November 29, 2019

James Galanos, Fashion School Dropout

By:
Katie Rae Preston
James Galanos in 1956

James Galanos (1924 - 2016) was a fashion school dropout turned revered designer to A-List stars such as Elizabeth Taylor, Marlene Dietrich, and Judy Garland. After dropping out of Traphagen School of Fashion, he secured an assistant position with Hattie Carnegie in New York in 1944. Hattie Carnegie got her start as a milliner, but had a knack for discovering fashion design talents. Her company became a fashion incubator for American designers such as Pauline Trigere, which we have a few of her designs on view at the gallery from November 14, 2019 to December 10, 2019. The job with Hattie was, unfortunately, a bit more clerical than creative and after growing disappointed Galanos left for another opportunity in California. However, the position he originally went to California for sadly never materialized; but as luck would have it, he was hired part-time at Columbia Pictures. Never one to rest too long Galanos quickly left his employment with Columbia to go work in Paris, just as the couture houses there were rebounding from World War II. He started work with Robert Piguet right alongside Pierre Balmain and Hubert de Givenchy, those are two names you might recognize! 

Left: One of the Galanos gowns available on iGavel Auctions
Right: An original advertisement for the dress

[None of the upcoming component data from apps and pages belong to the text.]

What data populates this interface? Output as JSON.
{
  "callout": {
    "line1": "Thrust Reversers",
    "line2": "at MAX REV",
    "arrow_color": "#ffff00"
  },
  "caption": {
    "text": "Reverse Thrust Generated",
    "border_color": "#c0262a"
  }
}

In the 1950s Galanos decided to take another shot at California. He created his own company and quickly began selling his gowns to Saks Fifth Avenue and Neiman Marcus. These gowns were made as ready to wear, not custom, but it was apparent from the beginning that his gowns were of higher quality, comparable to haute couture. He was a master at working with chiffon, an example of this can be viewed on item number 5593671 on the iGavel website. Galanos designs are timeless, in fact, Nancy Reagan wore a 14-year-old Galanos gown to her first state dinner at the White House in the 1980s. This is a testament to the workmanship and design of his work. James Galanos’s desire to create was lifelong and he has left an incredible legacy.